Data items:
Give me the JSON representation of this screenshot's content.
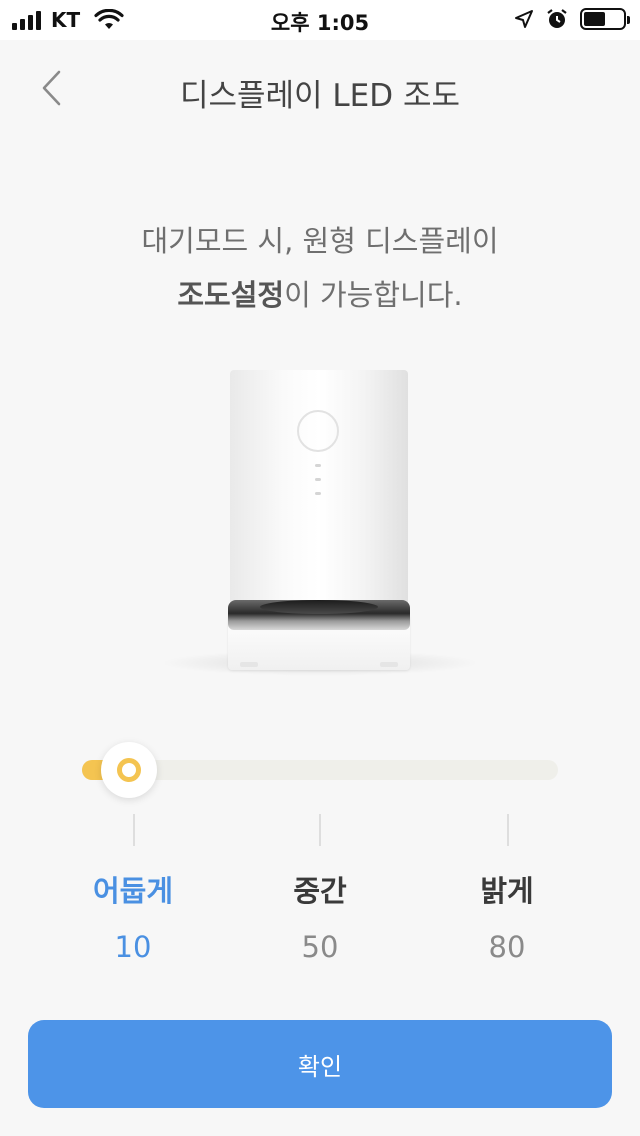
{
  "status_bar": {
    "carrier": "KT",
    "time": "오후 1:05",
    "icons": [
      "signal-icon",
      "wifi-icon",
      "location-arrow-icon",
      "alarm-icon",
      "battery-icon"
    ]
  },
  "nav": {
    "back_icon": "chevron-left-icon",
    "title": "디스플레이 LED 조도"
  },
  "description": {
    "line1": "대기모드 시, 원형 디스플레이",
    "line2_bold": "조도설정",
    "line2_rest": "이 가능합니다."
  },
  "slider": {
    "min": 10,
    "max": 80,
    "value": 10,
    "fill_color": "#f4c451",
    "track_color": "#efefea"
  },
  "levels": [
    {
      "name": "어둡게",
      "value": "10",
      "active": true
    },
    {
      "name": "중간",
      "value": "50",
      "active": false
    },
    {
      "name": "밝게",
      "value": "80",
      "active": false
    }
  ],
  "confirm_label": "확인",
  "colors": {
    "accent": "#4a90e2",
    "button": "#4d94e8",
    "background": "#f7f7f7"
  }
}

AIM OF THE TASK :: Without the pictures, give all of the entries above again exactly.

SOLUTION FOR THIS PROBLEM ::
Give me the JSON representation of this screenshot's content.
{
  "status_bar": {
    "carrier": "KT",
    "time": "오후 1:05",
    "icons": [
      "signal-icon",
      "wifi-icon",
      "location-arrow-icon",
      "alarm-icon",
      "battery-icon"
    ]
  },
  "nav": {
    "back_icon": "chevron-left-icon",
    "title": "디스플레이 LED 조도"
  },
  "description": {
    "line1": "대기모드 시, 원형 디스플레이",
    "line2_bold": "조도설정",
    "line2_rest": "이 가능합니다."
  },
  "slider": {
    "min": 10,
    "max": 80,
    "value": 10,
    "fill_color": "#f4c451",
    "track_color": "#efefea"
  },
  "levels": [
    {
      "name": "어둡게",
      "value": "10",
      "active": true
    },
    {
      "name": "중간",
      "value": "50",
      "active": false
    },
    {
      "name": "밝게",
      "value": "80",
      "active": false
    }
  ],
  "confirm_label": "확인",
  "colors": {
    "accent": "#4a90e2",
    "button": "#4d94e8",
    "background": "#f7f7f7"
  }
}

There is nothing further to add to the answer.